BRI a blueprint for common development

This year marks the 10th anniversary of the Belt and Road Initiative, which President Xi Jinping proposed in 2013 to improve infrastructure connectivity between countries. The Belt and Road Initiative is one of the greatest global development initiatives, and is aimed at improving connectivity (both physical and digital), promoting free and fair trade, and connecting people through cultural, social and scientific exchanges among nations.

The 10th anniversary of the initiative coincides with what experts say could be the end of the terrible COVID-19 pandemic, and the re-opening of China following the optimizing of anti-pandemic measures. But at the same time the world has entered a new cycle of insecurity and instability, both militarily and economically.

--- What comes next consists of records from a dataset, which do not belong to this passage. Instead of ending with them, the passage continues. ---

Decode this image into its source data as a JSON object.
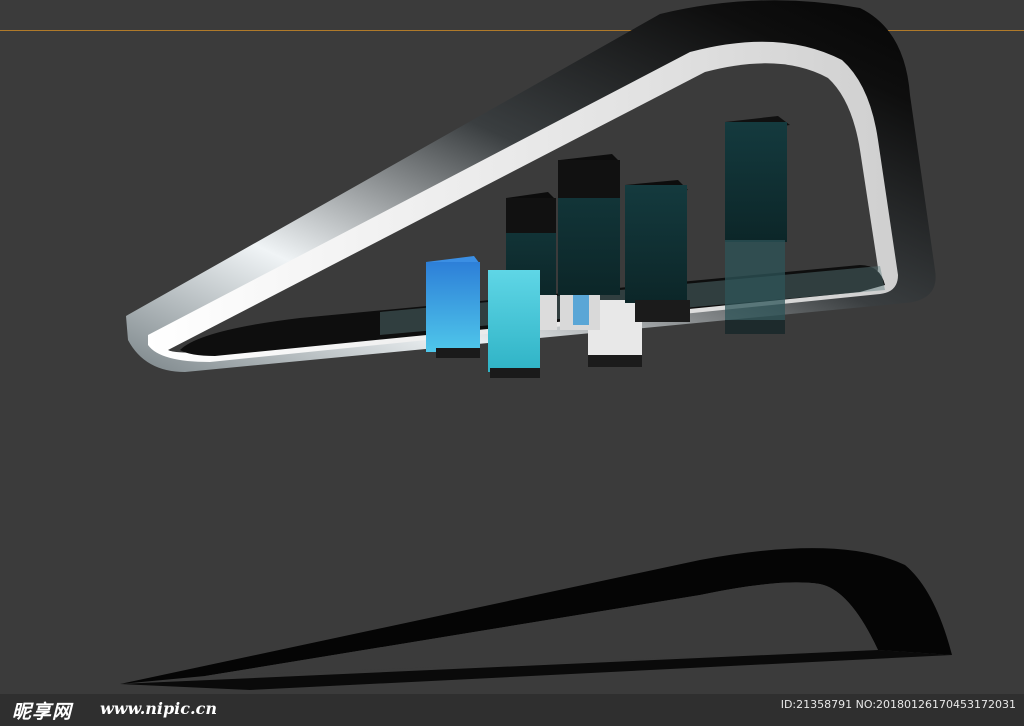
{
  "watermark": {
    "logo_text": "昵享网",
    "site_text": "www.nipic.cn",
    "image_id": "ID:21358791 NO:20180126170453172031"
  },
  "colors": {
    "background": "#3b3b3b",
    "frame_silver": "#d9dde0",
    "frame_dark": "#0b0b0b",
    "cube_cyan": "#3cc6d8",
    "cube_blue": "#3aa0e6",
    "cube_dark": "#103539",
    "cube_white": "#e6e6e6",
    "horizon_line": "#b07a2a"
  },
  "icons": [
    "triangular-frame",
    "glass-cube",
    "shadow-shape"
  ]
}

There is a wide range of disinformation proliferating in the Western media about the "real agenda" behind the Belt and Road Initiative and China's cooperation with other developing countries. It ranges from China setting "debt traps" for developing countries to China's colonial ambitions to control the strategic minerals and other natural resources of other countries, none of which is based on reality.

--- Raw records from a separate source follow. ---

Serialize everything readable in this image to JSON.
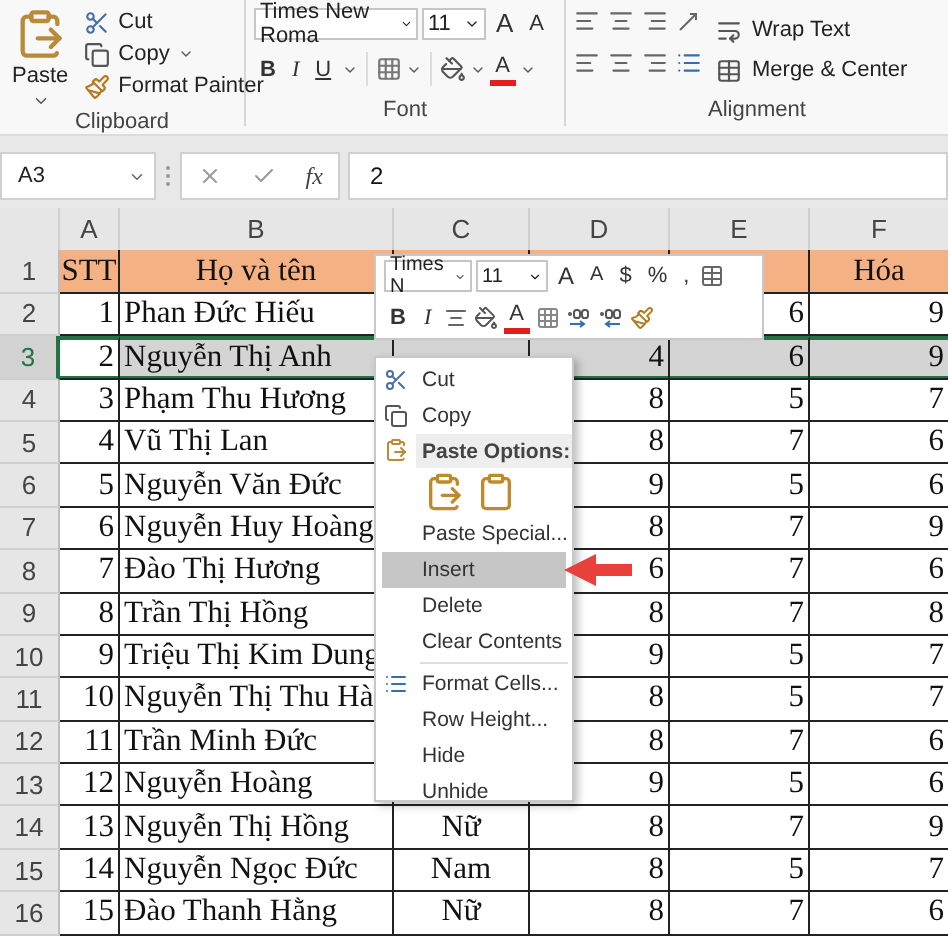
{
  "ribbon": {
    "clipboard": {
      "label": "Clipboard",
      "paste": "Paste",
      "commands": [
        "Cut",
        "Copy",
        "Format Painter"
      ]
    },
    "font": {
      "label": "Font",
      "font_name": "Times New Roma",
      "font_size": "11",
      "size_buttons": [
        "A",
        "A"
      ],
      "style_buttons": [
        "B",
        "I",
        "U"
      ],
      "font_color": "A"
    },
    "alignment": {
      "label": "Alignment",
      "commands": [
        "Wrap Text",
        "Merge & Center"
      ]
    }
  },
  "formula_bar": {
    "name_box": "A3",
    "function_label": "fx",
    "value": "2"
  },
  "sheet": {
    "columns": [
      "A",
      "B",
      "C",
      "D",
      "E",
      "F"
    ],
    "rows": [
      {
        "header": "1",
        "kind": "heading",
        "selected": false,
        "cells": [
          "STT",
          "Họ và tên",
          null,
          null,
          null,
          "Hóa"
        ]
      },
      {
        "header": "2",
        "kind": "data",
        "selected": false,
        "cells": [
          "1",
          "Phan Đức Hiếu",
          null,
          null,
          "6",
          "9"
        ]
      },
      {
        "header": "3",
        "kind": "data",
        "selected": true,
        "cells": [
          "2",
          "Nguyễn Thị Anh",
          null,
          "4",
          "6",
          "9"
        ]
      },
      {
        "header": "4",
        "kind": "data",
        "selected": false,
        "cells": [
          "3",
          "Phạm Thu Hương",
          null,
          "8",
          "5",
          "7"
        ]
      },
      {
        "header": "5",
        "kind": "data",
        "selected": false,
        "cells": [
          "4",
          "Vũ Thị Lan",
          null,
          "8",
          "7",
          "6"
        ]
      },
      {
        "header": "6",
        "kind": "data",
        "selected": false,
        "cells": [
          "5",
          "Nguyễn Văn Đức",
          null,
          "9",
          "5",
          "6"
        ]
      },
      {
        "header": "7",
        "kind": "data",
        "selected": false,
        "cells": [
          "6",
          "Nguyễn Huy Hoàng",
          null,
          "8",
          "7",
          "9"
        ]
      },
      {
        "header": "8",
        "kind": "data",
        "selected": false,
        "cells": [
          "7",
          "Đào Thị Hương",
          null,
          "6",
          "7",
          "6"
        ]
      },
      {
        "header": "9",
        "kind": "data",
        "selected": false,
        "cells": [
          "8",
          "Trần Thị Hồng",
          null,
          "8",
          "7",
          "8"
        ]
      },
      {
        "header": "10",
        "kind": "data",
        "selected": false,
        "cells": [
          "9",
          "Triệu Thị Kim Dung",
          null,
          "9",
          "5",
          "7"
        ]
      },
      {
        "header": "11",
        "kind": "data",
        "selected": false,
        "cells": [
          "10",
          "Nguyễn Thị Thu Hà",
          null,
          "8",
          "5",
          "7"
        ]
      },
      {
        "header": "12",
        "kind": "data",
        "selected": false,
        "cells": [
          "11",
          "Trần Minh Đức",
          null,
          "8",
          "7",
          "6"
        ]
      },
      {
        "header": "13",
        "kind": "data",
        "selected": false,
        "cells": [
          "12",
          "Nguyễn Hoàng",
          null,
          "9",
          "5",
          "6"
        ]
      },
      {
        "header": "14",
        "kind": "data",
        "selected": false,
        "cells": [
          "13",
          "Nguyễn Thị Hồng",
          "Nữ",
          "8",
          "7",
          "9"
        ]
      },
      {
        "header": "15",
        "kind": "data",
        "selected": false,
        "cells": [
          "14",
          "Nguyễn Ngọc Đức",
          "Nam",
          "8",
          "5",
          "7"
        ]
      },
      {
        "header": "16",
        "kind": "data",
        "selected": false,
        "cells": [
          "15",
          "Đào Thanh Hằng",
          "Nữ",
          "8",
          "7",
          "6"
        ]
      }
    ]
  },
  "mini_toolbar": {
    "font_name": "Times N",
    "font_size": "11",
    "size_buttons": [
      "A",
      "A"
    ],
    "number_buttons": [
      "$",
      "%",
      ","
    ],
    "style_buttons": [
      "B",
      "I"
    ],
    "font_color": "A"
  },
  "context_menu": {
    "items": [
      {
        "kind": "command",
        "label": "Cut",
        "selected": false
      },
      {
        "kind": "command",
        "label": "Copy",
        "selected": false
      },
      {
        "kind": "heading",
        "label": "Paste Options:"
      },
      {
        "kind": "paste-icons"
      },
      {
        "kind": "command",
        "label": "Paste Special...",
        "selected": false
      },
      {
        "kind": "command",
        "label": "Insert",
        "selected": true
      },
      {
        "kind": "command",
        "label": "Delete",
        "selected": false
      },
      {
        "kind": "command",
        "label": "Clear Contents",
        "selected": false
      },
      {
        "kind": "separator"
      },
      {
        "kind": "command",
        "label": "Format Cells...",
        "selected": false
      },
      {
        "kind": "command",
        "label": "Row Height...",
        "selected": false
      },
      {
        "kind": "command",
        "label": "Hide",
        "selected": false
      },
      {
        "kind": "command",
        "label": "Unhide",
        "selected": false
      }
    ]
  }
}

China's goals are simple to understand for clear-minded people but too subtle for those who practice neo-colonialism and manipulate situations.

First, China despises zero-sum games, because they are part of the imperialist legacy, and China has been a victim of such games in the past. And second, geopolitics is another notion that China rejects since it is well known how the colonial powers' geopolitics of "divide and conquer" triggered the two world wars. The Cold War which followed World War II was also the result of geopolitics.

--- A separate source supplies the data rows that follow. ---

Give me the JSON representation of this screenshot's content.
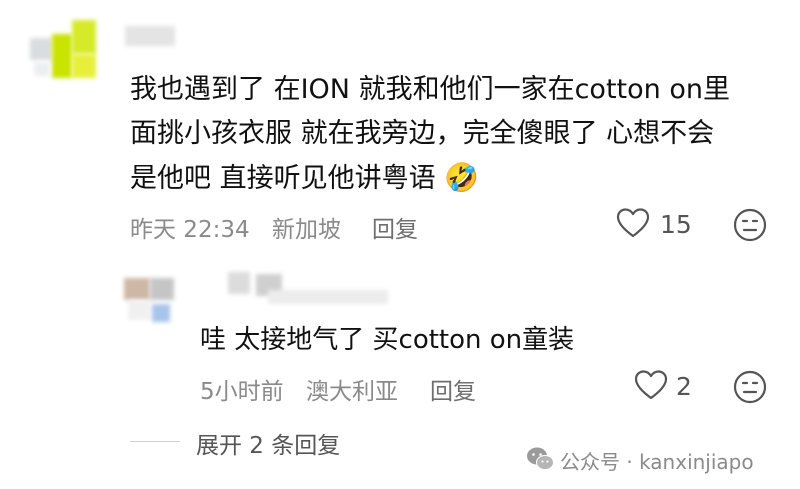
{
  "comment": {
    "lines": [
      "我也遇到了 在ION 就我和他们一家在cotton on里",
      "面挑小孩衣服 就在我旁边，完全傻眼了 心想不会",
      "是他吧 直接听见他讲粤语"
    ],
    "emoji": "🤣",
    "date": "昨天 22:34",
    "location": "新加坡",
    "reply_label": "回复",
    "like_count": "15"
  },
  "reply": {
    "text": "哇 太接地气了 买cotton on童装",
    "time": "5小时前",
    "location": "澳大利亚",
    "reply_label": "回复",
    "like_count": "2"
  },
  "expand": {
    "label": "展开 2 条回复"
  },
  "watermark": {
    "text": "公众号 · kanxinjiapo"
  },
  "colors": {
    "avatar_lime": "#c9e400",
    "avatar_yellow": "#e8ef3a",
    "text": "#111111",
    "meta": "#8a8a8a"
  }
}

What China believes in is win-win cooperation and the fact that interdependency among countries is a guarantee for peaceful co-existence. On the economic front, China considers its own economic progress and prosperity as part of its efforts to promote the development of other countries.

China needs stable and thriving markets for its exports. It also needs a secure and sustained flow of raw materials and other basic products to achieve the goals it has set for itself. Above all, China needs a peaceful and stable environment in which it can progress. These are completely legitimate goals that China is gradually realizing by deepening cooperation with the majority of countries through diplomatic means.

China's proposal to help build a community with a shared future for mankind means that no country can develop and prosper in isolation, and that it should not enrich itself at the expense of other countries.

China does not intend to reinvent the wheel of international relations. The hard-won UN Charter is at the core of global governance, which China supports and adheres to. This has been the basic policy of China since the 1950s when it introduced the Five Principles of Peaceful Coexistence. But with the world facing a complex situation, it was necessary for China to redefine and elucidate some of these principles.

The Global Development Initiative proposed by President Xi Jinping at the UN General Assembly in 2021 is part of China's efforts to redefine and elucidate those principles. What makes the GDI special is that it makes transparent the concept of development, with special focus on developing countries. This differs greatly from the priorities set by the G7 and the European Union, which put emphasis on "political change" rather than addressing the urgent needs of humankind such as the eradication of poverty and hunger, and providing clean water, electricity, healthcare and education for the people.

Even when the West-backed institutions like the World Bank finance "development" projects in developing countries, they do so at a small or micro level with no tangible impact on national economies. The World Bank has been opposing the notion of "mega projects" such as the hydropower projects in Ethiopia and the Democratic Republic of Congo.

The West's policies, which often translate into interference in the political and internal affairs of developing countries, by instigating regime change by destabilizing a country's political system or outright military invasion, have alienated many African and Asian countries from Western financing institutions. In contrast, China's common development principle appears more attractive to the developing countries in general, not least because China, despite itself being a developing country, has lifted about 800 million people out of extreme poverty and is marching toward realizing common prosperity.

As for the Global Security Initiative, it was proposed by Xi in April 2022 amid rising tensions in Europe over the Russia-Ukraine conflict and diminishing efforts to find a diplomatic solution to the problem. In fact, Western powers were (and still are) supplying weapons to Ukraine, making the conflict even more difficult to resolve.

In this sense, security and development are inseparable. As such, maintaining peace through economic development has become the new norm for global governance. The development requirements of the Global South are enormous, albeit even the industrialized world is suffering due to its aging infrastructure, deteriorating services, and increasing economic and social woes.

China alone cannot solve all the problems of the world. There is a need to redefine the notions of development and security by all countries to overcome the myriad of common global challenges. In this context, the Belt and Road Initiative has proved to be a suitable and attractive model for developing countries to promote their economic development. Therefore, the initiative should be supported by the Western powers, not undermined, for the benefit of all.

The author is a board member of the Belt and Road Institute in Sweden.

The views don't necessarily represent those of China Daily.